The technical elements all suffer a bit. The noir looks is effective, but at the same time doesn't really do too much to the mood of the film. A few moments work better than others, especially in the second half. But for the most part you've got decent enough visuals and sound. But the print just hurts the whole thing. Some scenes are way too dark or murky, and the dialogue in many scenes in the middle portion of the film is really difficult to hear. And some of the key lines required me to do some creative lip reading to make it work. The music is a mixed bag, ranging from effective to annoying. This is typical from composer Albert Glasser who worked on a lot of films for Bert I. Gordon.

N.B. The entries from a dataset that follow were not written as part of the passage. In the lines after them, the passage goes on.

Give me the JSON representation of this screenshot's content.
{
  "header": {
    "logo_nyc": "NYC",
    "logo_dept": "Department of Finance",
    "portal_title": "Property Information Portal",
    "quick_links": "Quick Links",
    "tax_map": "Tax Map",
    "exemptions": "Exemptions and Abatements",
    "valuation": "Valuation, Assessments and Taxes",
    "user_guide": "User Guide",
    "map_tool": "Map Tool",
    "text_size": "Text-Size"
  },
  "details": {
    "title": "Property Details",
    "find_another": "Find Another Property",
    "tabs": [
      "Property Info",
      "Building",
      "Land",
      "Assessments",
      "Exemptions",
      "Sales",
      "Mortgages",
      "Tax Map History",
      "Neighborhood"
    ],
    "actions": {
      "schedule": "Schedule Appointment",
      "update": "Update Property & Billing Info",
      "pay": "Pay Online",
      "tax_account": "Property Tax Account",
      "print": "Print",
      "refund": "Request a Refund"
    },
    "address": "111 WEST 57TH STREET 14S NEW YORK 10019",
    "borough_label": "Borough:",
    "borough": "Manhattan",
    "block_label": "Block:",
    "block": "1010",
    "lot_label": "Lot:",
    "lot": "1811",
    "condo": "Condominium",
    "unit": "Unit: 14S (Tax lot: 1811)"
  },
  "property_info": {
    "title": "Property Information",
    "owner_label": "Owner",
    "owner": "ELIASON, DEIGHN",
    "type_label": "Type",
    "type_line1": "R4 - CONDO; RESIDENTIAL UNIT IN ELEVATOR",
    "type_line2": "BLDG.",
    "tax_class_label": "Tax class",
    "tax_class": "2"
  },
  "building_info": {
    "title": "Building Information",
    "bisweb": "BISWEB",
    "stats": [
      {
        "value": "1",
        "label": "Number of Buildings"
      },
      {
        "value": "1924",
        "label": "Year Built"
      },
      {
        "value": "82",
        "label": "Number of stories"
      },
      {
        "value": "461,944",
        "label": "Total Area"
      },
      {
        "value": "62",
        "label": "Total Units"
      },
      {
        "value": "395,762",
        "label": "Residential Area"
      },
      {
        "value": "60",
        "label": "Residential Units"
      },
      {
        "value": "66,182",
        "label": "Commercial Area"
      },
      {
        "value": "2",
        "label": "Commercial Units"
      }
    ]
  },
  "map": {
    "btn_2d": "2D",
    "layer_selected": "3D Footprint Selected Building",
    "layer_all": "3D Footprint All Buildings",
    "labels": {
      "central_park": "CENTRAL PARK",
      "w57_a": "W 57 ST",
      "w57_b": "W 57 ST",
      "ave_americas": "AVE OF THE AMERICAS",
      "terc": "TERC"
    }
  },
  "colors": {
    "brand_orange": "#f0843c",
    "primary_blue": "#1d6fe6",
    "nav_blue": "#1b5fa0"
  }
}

In this film he uses what sounds like a Theremin and it stands out pretty badly, not adding to the film much at all (as opposed to Bernarrd Herrman's work in "The Day the Earth Stood Still").

The direction is a mixed bag. Some of the shots are composed well with some good lighting and tension work building well. It's difficult to judge some of the editing because the print is so damaged in places that actual frames are missing, but for the most part you can see that it was put together fairly well. Director Peter Godfrey knew enough to step back and let his actors work, maybe providing some guidance here and there. It's very good, but one thing keeps things from really clicking and that is the use of the flashbacks. It just makes the story feel convoluted instead of clean and simple. I've seen others say that this structure was influenced by "Double Indemnity" the classic noir. This may be the case, but the film doesn't need it, and it actually ends up being annoying when we cut back to Craig narrating his story. If this element had been cut the movie would have been better for it.

This is a movie that works in spite of some major handicaps. But the actors pull you in and keep you interested in the characters. It's makes for an entertaining evening of noir, but if you aren't willing to deal with the poor sound and visual quality - I say skip it. For anyone else who wants to see Burr and Lansbury, I recommend it.

Check out what James Lileks thought of the movie here.